As more veterans come home from war, and as our own first responders deal with more instances of tragedy, Deborah Beidel said her work treating Post-Traumatic Stress Disorder is more important than ever. But even as the UCF Restores clinic sees more patients needing treatment for PTSD, their funding remains uncertain.

Beidel, the UCF Trustee Chair and Pegasus Professor of Psychology and Medical Education, leads the UCF RESTORES clinic which has treated more than 250 soldiers and first responders for PTSD using an innovative technique called “exposure therapy.”

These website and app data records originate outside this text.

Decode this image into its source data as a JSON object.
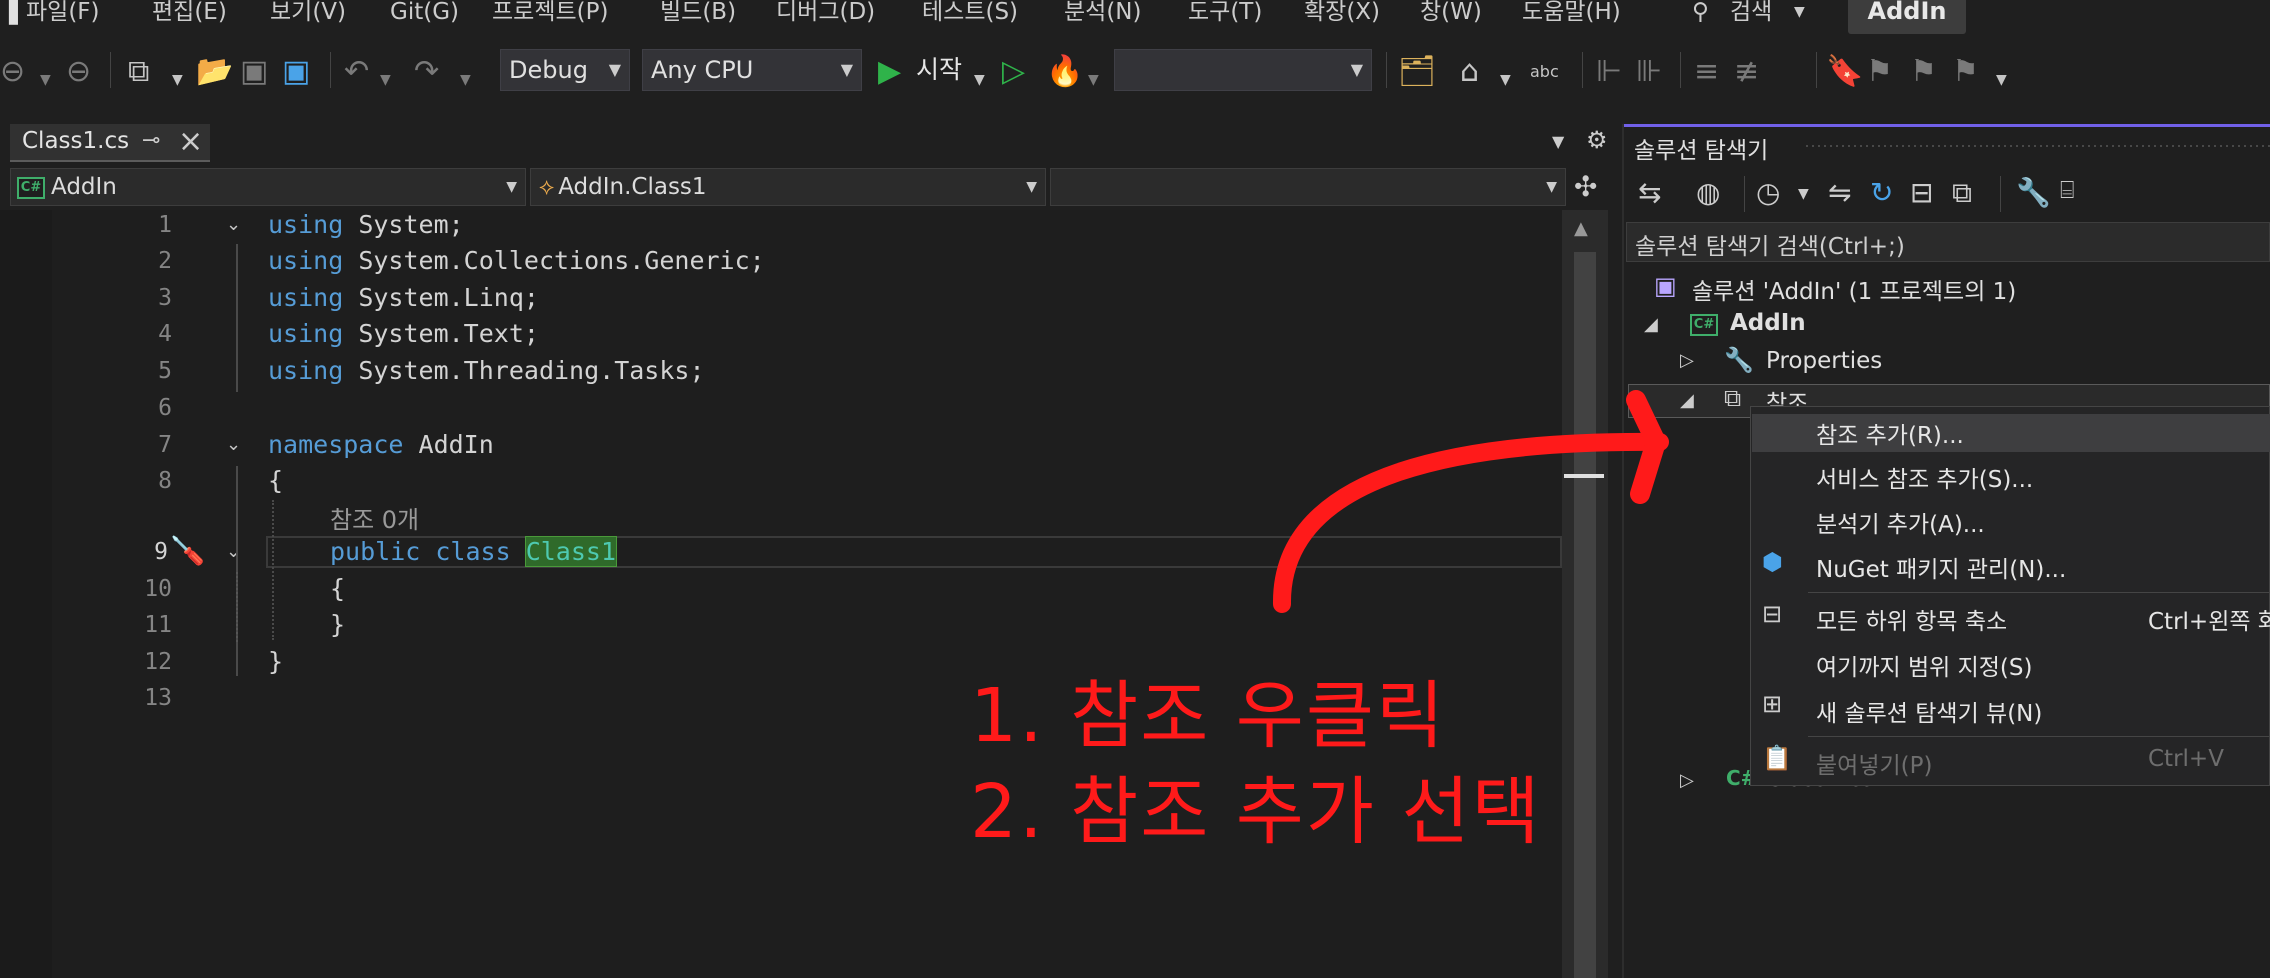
{
  "menu": [
    "파일(F)",
    "편집(E)",
    "보기(V)",
    "Git(G)",
    "프로젝트(P)",
    "빌드(B)",
    "디버그(D)",
    "테스트(S)",
    "분석(N)",
    "도구(T)",
    "확장(X)",
    "창(W)",
    "도움말(H)"
  ],
  "search_label": "검색",
  "app_name": "AddIn",
  "toolbar": {
    "config": "Debug",
    "platform": "Any CPU",
    "start_label": "시작"
  },
  "doc_tab": {
    "title": "Class1.cs"
  },
  "navbar": {
    "project": "AddIn",
    "type": "AddIn.Class1",
    "member": ""
  },
  "code": {
    "line_numbers": [
      "1",
      "2",
      "3",
      "4",
      "5",
      "6",
      "7",
      "8",
      "9",
      "10",
      "11",
      "12",
      "13"
    ],
    "using_kw": "using",
    "usings": [
      "System;",
      "System.Collections.Generic;",
      "System.Linq;",
      "System.Text;",
      "System.Threading.Tasks;"
    ],
    "namespace_kw": "namespace",
    "namespace_name": "AddIn",
    "open_brace": "{",
    "close_brace": "}",
    "ref_hint": "참조 0개",
    "public_kw": "public",
    "class_kw": "class",
    "class_name": "Class1"
  },
  "solution_explorer": {
    "title": "솔루션 탐색기",
    "search_placeholder": "솔루션 탐색기 검색(Ctrl+;)",
    "solution": "솔루션 'AddIn' (1 프로젝트의 1)",
    "project": "AddIn",
    "properties": "Properties",
    "references": "참조",
    "class_file": "Class1.cs"
  },
  "context_menu": {
    "items": [
      "참조 추가(R)...",
      "서비스 참조 추가(S)...",
      "분석기 추가(A)...",
      "NuGet 패키지 관리(N)...",
      "모든 하위 항목 축소",
      "여기까지 범위 지정(S)",
      "새 솔루션 탐색기 뷰(N)",
      "붙여넣기(P)"
    ],
    "collapse_shortcut": "Ctrl+왼쪽 화",
    "paste_shortcut": "Ctrl+V"
  },
  "annotation": {
    "line1": "1. 참조 우클릭",
    "line2": "2. 참조 추가 선택",
    "color": "#ff1a1a"
  }
}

The method incorporates virtual reality combined with group treatments for anger, depression, guilt, and social isolation using a unique three-week program. The intensive treatment has significantly improved symptoms in most patients, with about two-thirds no longer showing the clinical criteria for a PTSD diagnosis. Beidel said that a six-month follow-up showed no relapses.

“The work that we do here is vital to our community and we are so pleased with the results so far,” said Beidel, adding that UCF Restores has treated veterans from 20 states. “Our active duty personnel and first responders can’t just leave their jobs for months to seek treatment at traditional once per week treatment programs, either. So in three weeks, we significantly reduce their symptoms, and they learn that their traumatic experience no longer dictates their life. . They can return to work much sooner, and with the tools to help them succeed.”

The clinic’s work on PTSD was funded in 2011 with $5 million in grants from the Department of Defense. That money ran out last year, the clinic has been dependent on philanthropy to keep providing needed services.

One donation, $200,000 from UCF Alumni James Rosengren, who also has pledged $1 million in total to an endowment to help fund RESTORES, is currently being used to offset clinic costs.  Beidel said another $25,000 donation from an anonymous foundation is helping treat 25 more veterans, active duty service personnel or first responders within the state of Florida.  All treatment is free of charge allowing the clinic to provide services to people who have nowhere else to find help.

But the clinic needs steady funding to continue its work, Beidel said, and so it doesn’t have to turn people away or set up long waiting lists.

This year, UCF is hoping bipartisan legislation moves forward to help fund the clinic, which is helping so many in Central Florida and throughout the state suffering from PTSD, said Daniel Holsenbeck, senior vice president of University Relations and the director of governmental relations.

Democratic State Sen. Linda Stewart and Republican Rep. Mike Miller made a bipartisan appropriations request to help fund the clinic and university leaders are hopeful the legislature will approve the request.

The vision of UCF RESTORES is to serve all of Florida’s citizens who suffer from PTSD as a result of traumatic events.  This includes not only veterans/active duty personnel and first responders, but also civilians who have been affected by traumatic events (such as the Pulse nightclub shooting), Beidel said.

Beidel’s ultimate goal is that there would be a mix of funds coming from individuals who have insurance coverage, as well as governmental and philanthropic sources.   Ideally, she’d like to set a $10 million endowment which could cover operating expenses in perpetuity but that is a long term goal and short term solutions are currently needed.

“PTSD is a debilitating disorder that affects an individual’s ability to work and contribute to society. PTSD is treatable and the inability of state citizens to access effective care affect the individual, their family and also Florida’s economy,” Beidel said. “Our mantra is UCF RESTORES – lives, families, communities.”